Intrigued, I clicked in to read the article. It was written by Peter Shankman, a well-known entrepreneur, author, speaker, etc. He observed an interaction between a distressed passenger and a United agent at LaGuardia recently and wrote about how this agent turned a potentially costly situation for the passenger into a customer service win – at the surface.
The short story is that a passenger turned up at JFK instead of LaGuardia for her flight. The United agent at JFK said there was nothing they could do and that she would have to go to LaGuardia. Knowing she’d miss her original flight, the passenger called United in the cab on the way to LaGuardia to be told it would cost hundreds of dollars in change fees to get on the next flight to her destination – money she didn’t have.
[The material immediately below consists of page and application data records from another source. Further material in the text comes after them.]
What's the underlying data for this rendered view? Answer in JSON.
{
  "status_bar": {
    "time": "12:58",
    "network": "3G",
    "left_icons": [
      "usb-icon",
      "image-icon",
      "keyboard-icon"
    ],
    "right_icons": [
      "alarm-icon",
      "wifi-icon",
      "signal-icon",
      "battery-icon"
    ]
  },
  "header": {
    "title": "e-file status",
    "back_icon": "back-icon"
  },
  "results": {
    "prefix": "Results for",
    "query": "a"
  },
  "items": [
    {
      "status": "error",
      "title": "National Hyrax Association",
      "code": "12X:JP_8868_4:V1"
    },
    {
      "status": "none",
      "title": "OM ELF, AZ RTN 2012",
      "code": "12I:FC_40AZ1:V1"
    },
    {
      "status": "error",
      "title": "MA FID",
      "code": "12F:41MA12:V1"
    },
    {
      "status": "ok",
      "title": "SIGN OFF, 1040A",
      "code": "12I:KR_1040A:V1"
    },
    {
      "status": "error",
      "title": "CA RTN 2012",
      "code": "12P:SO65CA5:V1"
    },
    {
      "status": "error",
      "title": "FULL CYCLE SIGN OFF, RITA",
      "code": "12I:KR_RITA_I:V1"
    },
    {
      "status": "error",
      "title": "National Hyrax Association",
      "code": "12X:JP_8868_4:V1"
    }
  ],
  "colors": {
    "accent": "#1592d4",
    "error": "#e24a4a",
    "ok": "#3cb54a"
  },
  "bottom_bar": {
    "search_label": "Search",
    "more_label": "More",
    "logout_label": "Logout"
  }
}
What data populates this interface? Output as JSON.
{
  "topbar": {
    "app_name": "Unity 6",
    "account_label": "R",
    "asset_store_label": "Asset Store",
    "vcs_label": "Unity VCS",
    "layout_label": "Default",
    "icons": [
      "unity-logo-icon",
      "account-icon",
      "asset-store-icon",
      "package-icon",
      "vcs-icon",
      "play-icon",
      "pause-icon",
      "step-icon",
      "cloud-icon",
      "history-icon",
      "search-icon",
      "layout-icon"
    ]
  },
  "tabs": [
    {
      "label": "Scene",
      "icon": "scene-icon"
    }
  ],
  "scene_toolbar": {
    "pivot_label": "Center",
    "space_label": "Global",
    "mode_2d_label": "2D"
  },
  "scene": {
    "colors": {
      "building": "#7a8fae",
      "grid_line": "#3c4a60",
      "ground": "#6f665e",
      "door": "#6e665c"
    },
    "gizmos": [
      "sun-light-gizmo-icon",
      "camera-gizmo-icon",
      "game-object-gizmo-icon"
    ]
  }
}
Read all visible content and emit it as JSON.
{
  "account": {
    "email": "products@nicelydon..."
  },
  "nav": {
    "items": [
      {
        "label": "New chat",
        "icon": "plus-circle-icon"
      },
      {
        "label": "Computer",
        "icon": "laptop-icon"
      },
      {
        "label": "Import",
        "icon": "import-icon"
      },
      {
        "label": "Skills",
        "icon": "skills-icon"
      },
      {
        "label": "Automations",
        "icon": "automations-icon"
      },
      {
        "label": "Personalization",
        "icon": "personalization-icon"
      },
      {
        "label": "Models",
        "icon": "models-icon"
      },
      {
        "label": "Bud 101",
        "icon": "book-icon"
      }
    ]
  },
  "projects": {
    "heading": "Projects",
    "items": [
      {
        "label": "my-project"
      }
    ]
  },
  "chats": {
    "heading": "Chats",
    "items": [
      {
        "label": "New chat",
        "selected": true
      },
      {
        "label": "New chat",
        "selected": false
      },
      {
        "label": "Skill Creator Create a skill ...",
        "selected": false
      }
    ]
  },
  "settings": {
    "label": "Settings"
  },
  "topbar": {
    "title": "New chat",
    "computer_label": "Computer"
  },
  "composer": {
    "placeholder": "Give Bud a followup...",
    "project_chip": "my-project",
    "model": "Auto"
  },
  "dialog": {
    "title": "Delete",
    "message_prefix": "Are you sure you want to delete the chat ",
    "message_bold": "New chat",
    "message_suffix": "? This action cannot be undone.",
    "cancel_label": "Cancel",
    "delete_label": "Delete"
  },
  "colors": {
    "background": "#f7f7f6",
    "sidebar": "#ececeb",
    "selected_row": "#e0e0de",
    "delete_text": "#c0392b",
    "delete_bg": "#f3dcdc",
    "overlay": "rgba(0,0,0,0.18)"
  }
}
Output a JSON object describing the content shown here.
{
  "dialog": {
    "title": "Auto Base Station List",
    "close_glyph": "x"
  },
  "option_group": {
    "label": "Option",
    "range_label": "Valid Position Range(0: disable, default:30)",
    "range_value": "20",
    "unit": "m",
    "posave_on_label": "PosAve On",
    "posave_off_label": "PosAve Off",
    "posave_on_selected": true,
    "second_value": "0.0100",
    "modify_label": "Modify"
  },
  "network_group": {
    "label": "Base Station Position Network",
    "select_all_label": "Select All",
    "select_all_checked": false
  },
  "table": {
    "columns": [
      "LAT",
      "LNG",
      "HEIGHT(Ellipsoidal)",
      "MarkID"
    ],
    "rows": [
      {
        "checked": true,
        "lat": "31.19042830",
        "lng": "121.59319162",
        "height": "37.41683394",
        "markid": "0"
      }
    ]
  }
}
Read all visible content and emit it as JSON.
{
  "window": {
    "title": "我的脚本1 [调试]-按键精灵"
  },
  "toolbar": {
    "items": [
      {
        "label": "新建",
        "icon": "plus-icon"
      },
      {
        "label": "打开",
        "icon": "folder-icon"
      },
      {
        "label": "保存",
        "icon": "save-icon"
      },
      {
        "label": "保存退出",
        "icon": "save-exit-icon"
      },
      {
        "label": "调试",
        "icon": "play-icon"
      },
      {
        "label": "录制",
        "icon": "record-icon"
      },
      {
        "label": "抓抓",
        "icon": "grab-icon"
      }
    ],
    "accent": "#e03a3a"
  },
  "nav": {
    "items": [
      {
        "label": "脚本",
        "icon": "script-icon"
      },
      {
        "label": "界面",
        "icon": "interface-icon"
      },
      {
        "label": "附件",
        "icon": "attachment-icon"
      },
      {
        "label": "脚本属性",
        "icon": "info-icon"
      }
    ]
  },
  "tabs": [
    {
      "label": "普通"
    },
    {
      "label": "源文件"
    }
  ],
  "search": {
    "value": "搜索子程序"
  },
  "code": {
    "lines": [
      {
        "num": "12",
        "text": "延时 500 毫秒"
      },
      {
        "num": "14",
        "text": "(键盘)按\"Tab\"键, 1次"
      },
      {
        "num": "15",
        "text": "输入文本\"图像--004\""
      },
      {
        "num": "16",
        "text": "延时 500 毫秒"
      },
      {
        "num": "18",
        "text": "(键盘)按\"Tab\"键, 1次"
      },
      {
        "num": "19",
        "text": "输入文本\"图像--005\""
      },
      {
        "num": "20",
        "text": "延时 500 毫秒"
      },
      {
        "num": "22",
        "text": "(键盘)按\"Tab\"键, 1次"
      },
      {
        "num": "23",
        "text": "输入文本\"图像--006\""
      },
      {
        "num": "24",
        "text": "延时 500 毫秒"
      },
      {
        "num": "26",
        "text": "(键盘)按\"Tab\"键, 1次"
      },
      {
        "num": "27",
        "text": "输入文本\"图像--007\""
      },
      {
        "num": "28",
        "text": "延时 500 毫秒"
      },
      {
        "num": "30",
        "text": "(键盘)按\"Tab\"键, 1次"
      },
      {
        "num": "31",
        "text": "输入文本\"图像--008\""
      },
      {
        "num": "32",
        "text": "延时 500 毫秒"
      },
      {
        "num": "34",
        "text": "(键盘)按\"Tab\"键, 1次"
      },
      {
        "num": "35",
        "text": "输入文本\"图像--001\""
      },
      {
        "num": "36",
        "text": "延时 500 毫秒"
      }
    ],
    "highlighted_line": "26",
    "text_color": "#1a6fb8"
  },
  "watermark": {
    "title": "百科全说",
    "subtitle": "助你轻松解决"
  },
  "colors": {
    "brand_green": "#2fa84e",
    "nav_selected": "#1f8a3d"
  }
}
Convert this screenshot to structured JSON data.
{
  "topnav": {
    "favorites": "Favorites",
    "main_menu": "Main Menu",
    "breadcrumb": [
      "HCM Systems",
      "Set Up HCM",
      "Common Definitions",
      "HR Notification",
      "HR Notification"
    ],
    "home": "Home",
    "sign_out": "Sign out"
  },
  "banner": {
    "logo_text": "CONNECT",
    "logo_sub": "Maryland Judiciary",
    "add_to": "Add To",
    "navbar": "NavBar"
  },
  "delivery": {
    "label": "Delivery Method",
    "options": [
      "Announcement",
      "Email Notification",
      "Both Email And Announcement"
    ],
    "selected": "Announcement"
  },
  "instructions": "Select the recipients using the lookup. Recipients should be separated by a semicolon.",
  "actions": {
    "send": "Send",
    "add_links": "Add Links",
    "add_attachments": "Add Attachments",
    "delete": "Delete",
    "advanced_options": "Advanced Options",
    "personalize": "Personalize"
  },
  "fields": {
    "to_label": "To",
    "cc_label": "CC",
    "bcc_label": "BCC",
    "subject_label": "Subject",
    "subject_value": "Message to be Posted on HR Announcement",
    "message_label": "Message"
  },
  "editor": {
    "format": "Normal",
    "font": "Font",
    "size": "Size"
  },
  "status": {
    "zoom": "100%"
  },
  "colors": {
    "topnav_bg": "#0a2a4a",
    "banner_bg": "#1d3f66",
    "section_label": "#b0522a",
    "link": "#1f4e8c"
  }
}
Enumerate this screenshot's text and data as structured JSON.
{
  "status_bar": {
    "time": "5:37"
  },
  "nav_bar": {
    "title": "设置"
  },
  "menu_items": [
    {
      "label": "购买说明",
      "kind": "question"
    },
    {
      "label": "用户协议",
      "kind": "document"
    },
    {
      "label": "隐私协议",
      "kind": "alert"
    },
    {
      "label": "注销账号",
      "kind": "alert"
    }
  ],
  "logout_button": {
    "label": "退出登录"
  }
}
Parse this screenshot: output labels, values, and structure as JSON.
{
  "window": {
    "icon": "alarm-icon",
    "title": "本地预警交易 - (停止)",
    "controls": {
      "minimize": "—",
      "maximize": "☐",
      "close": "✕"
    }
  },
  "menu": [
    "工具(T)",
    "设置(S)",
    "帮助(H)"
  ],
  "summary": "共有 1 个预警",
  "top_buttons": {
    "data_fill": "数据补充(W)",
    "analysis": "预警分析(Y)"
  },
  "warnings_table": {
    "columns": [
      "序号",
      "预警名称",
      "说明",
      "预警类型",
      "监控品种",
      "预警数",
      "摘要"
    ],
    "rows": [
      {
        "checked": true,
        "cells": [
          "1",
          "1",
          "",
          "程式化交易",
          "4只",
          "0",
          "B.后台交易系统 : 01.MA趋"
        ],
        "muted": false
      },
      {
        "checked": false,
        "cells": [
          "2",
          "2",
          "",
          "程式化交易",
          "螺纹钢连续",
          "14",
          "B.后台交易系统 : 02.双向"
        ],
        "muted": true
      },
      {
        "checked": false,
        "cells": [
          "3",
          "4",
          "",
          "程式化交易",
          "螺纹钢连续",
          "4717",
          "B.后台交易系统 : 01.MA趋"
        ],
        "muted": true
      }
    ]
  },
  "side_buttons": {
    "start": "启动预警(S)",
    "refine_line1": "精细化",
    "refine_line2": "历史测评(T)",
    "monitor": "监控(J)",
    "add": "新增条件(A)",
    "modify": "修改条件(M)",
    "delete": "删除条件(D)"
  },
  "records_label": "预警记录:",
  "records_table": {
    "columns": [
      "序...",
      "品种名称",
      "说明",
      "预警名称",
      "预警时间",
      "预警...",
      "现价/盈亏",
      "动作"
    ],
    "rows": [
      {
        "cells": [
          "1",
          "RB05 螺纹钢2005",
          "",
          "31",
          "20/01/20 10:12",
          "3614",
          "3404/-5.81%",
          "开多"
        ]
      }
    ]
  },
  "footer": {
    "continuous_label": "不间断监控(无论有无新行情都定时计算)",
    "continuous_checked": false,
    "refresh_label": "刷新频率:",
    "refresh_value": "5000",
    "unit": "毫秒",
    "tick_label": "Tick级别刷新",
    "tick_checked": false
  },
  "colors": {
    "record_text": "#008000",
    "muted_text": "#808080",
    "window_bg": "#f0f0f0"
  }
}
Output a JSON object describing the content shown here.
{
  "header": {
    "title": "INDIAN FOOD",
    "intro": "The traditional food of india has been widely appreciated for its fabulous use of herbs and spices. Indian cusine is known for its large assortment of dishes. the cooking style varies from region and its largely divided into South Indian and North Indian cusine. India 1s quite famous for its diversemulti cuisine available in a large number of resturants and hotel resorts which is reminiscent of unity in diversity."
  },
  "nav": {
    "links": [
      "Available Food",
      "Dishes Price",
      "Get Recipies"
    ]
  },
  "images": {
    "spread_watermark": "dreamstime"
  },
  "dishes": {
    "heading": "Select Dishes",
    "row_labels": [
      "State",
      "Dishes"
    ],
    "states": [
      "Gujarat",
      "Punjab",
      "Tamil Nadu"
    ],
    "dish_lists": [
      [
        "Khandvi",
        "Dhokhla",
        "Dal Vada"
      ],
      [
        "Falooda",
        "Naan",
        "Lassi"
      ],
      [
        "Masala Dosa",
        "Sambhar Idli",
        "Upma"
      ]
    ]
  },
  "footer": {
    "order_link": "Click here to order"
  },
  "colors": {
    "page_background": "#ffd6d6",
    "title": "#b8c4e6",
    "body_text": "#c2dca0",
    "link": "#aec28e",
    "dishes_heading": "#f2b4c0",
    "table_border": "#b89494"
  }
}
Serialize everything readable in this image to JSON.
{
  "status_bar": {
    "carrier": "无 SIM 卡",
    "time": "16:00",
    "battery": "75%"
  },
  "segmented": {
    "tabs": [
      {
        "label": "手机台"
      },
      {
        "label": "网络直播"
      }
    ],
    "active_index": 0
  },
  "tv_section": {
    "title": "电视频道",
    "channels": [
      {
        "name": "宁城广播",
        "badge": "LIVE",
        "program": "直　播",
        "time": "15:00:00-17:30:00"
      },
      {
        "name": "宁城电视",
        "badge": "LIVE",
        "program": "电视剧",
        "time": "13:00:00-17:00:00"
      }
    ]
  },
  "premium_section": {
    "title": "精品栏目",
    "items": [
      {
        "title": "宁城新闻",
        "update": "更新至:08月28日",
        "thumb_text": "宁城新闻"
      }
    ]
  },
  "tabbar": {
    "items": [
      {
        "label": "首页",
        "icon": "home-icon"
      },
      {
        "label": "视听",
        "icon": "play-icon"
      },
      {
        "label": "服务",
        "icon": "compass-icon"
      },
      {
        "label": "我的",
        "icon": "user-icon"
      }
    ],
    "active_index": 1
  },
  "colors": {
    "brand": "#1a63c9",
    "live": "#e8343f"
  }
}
Upon arrival at LaGuardia, she pleaded her case with the United agent, who in turn generated boarding passes (she had a connection in Chicago) to her final (unknown) destination and waived “the fees.” The passenger was ecstatic and this is what Peter observed – a potential costly and disheartening situation for the passenger turned into a customer service success. And the customer was thrilled, going so far as hugging the agent and other random people proclaiming, “United is so wonderful, thank you, thank you, thank you!”
Not to take away from how this passenger felt, nor the observations Peter made, but for those of us with a bit deeper knowledge, this was mostly a customer service failure in my book.
There’s a thing called the “flat tire rule,” whereby if you present yourself at the airport within two hours of your originally scheduled flight, United will (at least they did pre-merger) allow you to fly standby without fees on the next flight. Doing a bit more research into who Peter is, I noticed Seth (BoardingArea’s The Wandering Aramean) brought this up in the comments on the original post from him, not the one United retweeted.
It’s great that the United agent at LaGuardia generated confirmed boarding passes for her instead of making her go the standby route. That’s to be applauded. What concerns me about United retweeting this particular article is:
- The JFK United agent definitely could have mentioned the flat tire rule at the minimum and perhaps even tried to rebook the passenger on one of the West Coast or Dulles-bound flights out of JFK with a connection to her final (unknown) destination. That would have been excellent customer service.
- The phone agent could have also saved the passenger some worry and advised about the flat tire rule.
- Peter brings up in his story the situation where United “lost” a 10-year old girl recently traveling unaccompanied. That story has been blasted across the news this week. Was it wise of United to retweet an article mentioning it?
I’m obviously writing this totally separated from what actually happened. There are a lot of unknowns. Did the JFK agent try to rebook her? Were the next flights out of LaGuardia wide open and the agent empowered herself to avoid the standby requirement? How late was the passenger? And so on.
It’s still a heartwarming story for the casual observer and United scored a win with this customer. But I don’t think United – an airline with a damaged image and terrible operational performance lately – should have retweeted an article mentioning that the first agent this passenger encountered said there was nothing they could do, as well as further coverage of the unaccompanied minor situation.
That’s just me.